In this instant, it would probably be better to include in the job advert, to ultimately save you time.
Getting your job advert seen
Making sure your job advert references common job titles for a role; when users search for a job role, they are likely going to be searching for fairly common roles (e.g. Business Development Manager/Executive). If you were to call your role “Revenue Growth Executive”, which might fairly accurately describe the job, most people will not be searching for “Revenue Growth Executive”.
Some companies can be hesitant in including salary information in job adverts. The simple truth is that including salary information increases responses. It also acts as fairly simple self-selector mechanism.
We have said a few times on this blog that it has become a job seeker driven market. With budgets being tight, increasing salaries to attract employees isn’t necessarily a viable option. So what can you do? The simple answer is to “sell” your company to your future staff. You need to make it clear to them why they want to work for you. This is particularly crucial with Millennials.
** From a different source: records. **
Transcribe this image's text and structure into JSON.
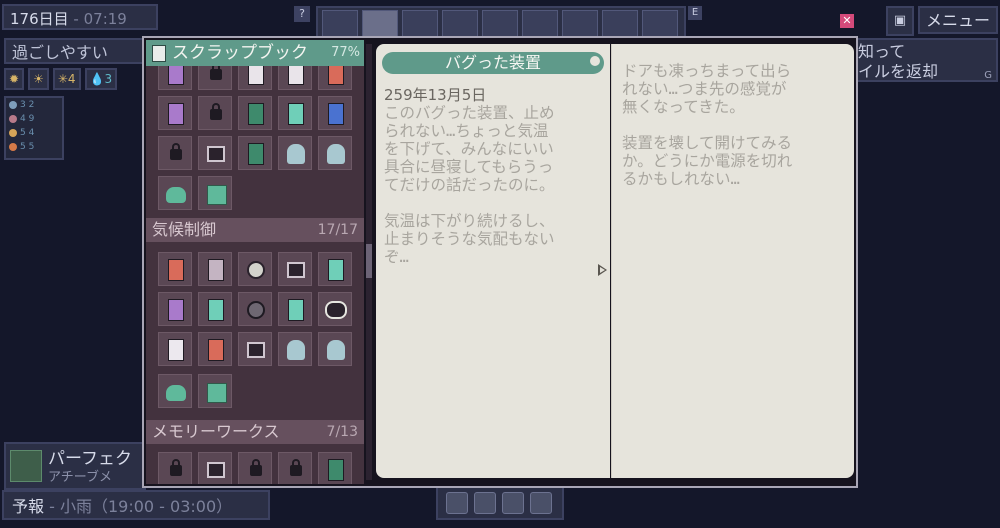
{
  "hud": {
    "day": "176日目",
    "time": "07:19",
    "mood": "過ごしやすい",
    "help": "?",
    "e_key": "E",
    "menu": "メニュー",
    "quest_line1": "知って",
    "quest_line2": "イルを返却",
    "quest_key": "G",
    "stats": [
      "4",
      "3"
    ],
    "perfect_title": "パーフェク",
    "perfect_sub": "アチーブメ",
    "forecast_label": "予報",
    "forecast_value": "小雨（19:00 - 03:00）"
  },
  "resources": [
    "3",
    "4",
    "5",
    "5",
    "2",
    "9",
    "4",
    "5"
  ],
  "sidebar": {
    "title": "スクラップブック",
    "progress": "77%",
    "categories": [
      {
        "name": "気候制御",
        "count": "17/17"
      },
      {
        "name": "メモリーワークス",
        "count": "7/13"
      }
    ]
  },
  "entry": {
    "title": "バグった装置",
    "date": "259年13月5日",
    "left_text": "このバグった装置、止め\nられない…ちょっと気温\nを下げて、みんなにいい\n具合に昼寝してもらうっ\nてだけの話だったのに。\n\n気温は下がり続けるし、\n止まりそうな気配もない\nぞ…",
    "right_text": "ドアも凍っちまって出ら\nれない…つま先の感覚が\n無くなってきた。\n\n装置を壊して開けてみる\nか。どうにか電源を切れ\nるかもしれない…"
  },
  "colors": {
    "accent": "#5f9a8a",
    "page": "#e6e4dc",
    "sidebar": "#43323e"
  }
}
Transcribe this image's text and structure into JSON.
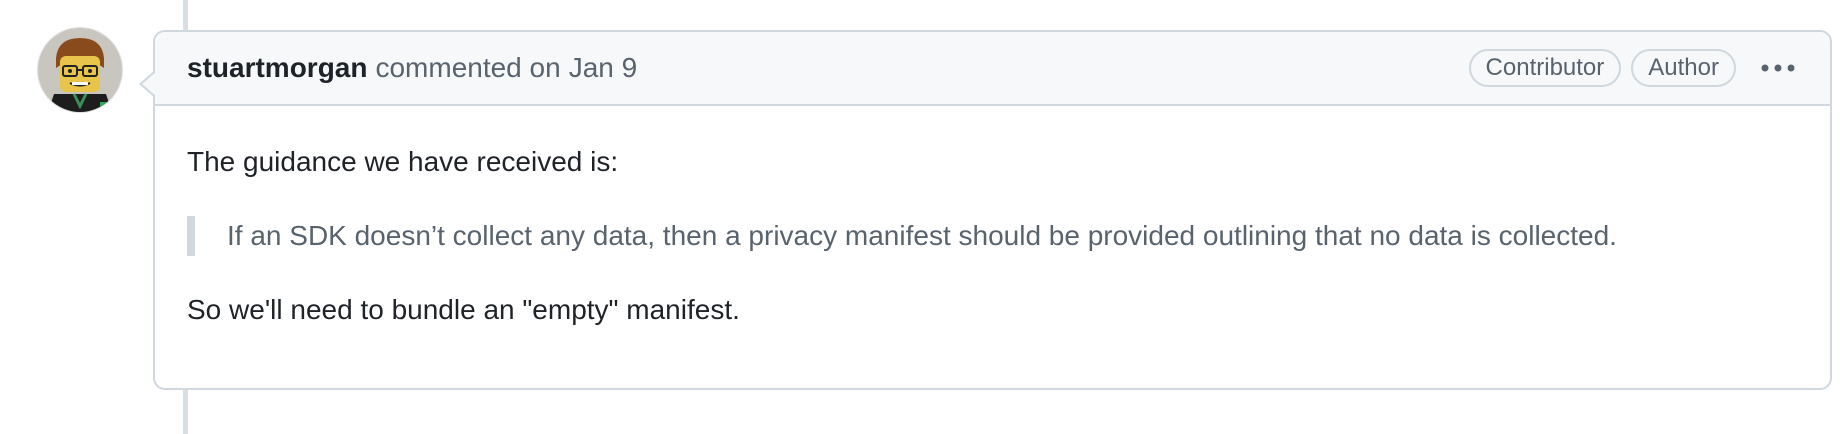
{
  "timeline": {
    "comment": {
      "author": "stuartmorgan",
      "action_text": "commented on",
      "date": "Jan 9",
      "badges": [
        "Contributor",
        "Author"
      ],
      "more_options_icon": "kebab-horizontal-icon",
      "body": {
        "paragraph_1": "The guidance we have received is:",
        "quote": "If an SDK doesn’t collect any data, then a privacy manifest should be provided outlining that no data is collected.",
        "paragraph_2": "So we'll need to bundle an \"empty\" manifest."
      },
      "avatar_icon": "lego-minifigure-avatar"
    }
  },
  "colors": {
    "border": "#d0d7de",
    "header_bg": "#f6f8fa",
    "text_primary": "#1f2328",
    "text_muted": "#59636e",
    "timeline_line": "#d8dee4"
  }
}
We recently shared this video from IBM on marketing your company to employees:
The video includes a number of tips which you can do to help market your company.
If you are currently wondering how this has anything to do with your job advert, then read on!
Your job advert needs to sell your company’s values to your job applicants. Applicants with the same values are more likely to apply when they can see there will be a cultural fit; you don’t want to spend your time going through applicants which are not appropriate. Letting applicant self-select will save you time.
Finally, onto the purpose of the blog! The length of advert will naturally have to vary depending on the role, but you really should be looking at between 300-500 words (between half and a full sheet of A4 typed). Any shorter, and applicants won’t learn enough above the role and are unlikely to apply; again any longer, and with the number of roles being advertised online, you run the risk of putting off applicants. These are very much only guidelines. What works for one particular role won’t necessarily work for the next.
Don’t write words for words sake. Make your advert concise, but include the above sections to make sure you get the right job applicants for your business.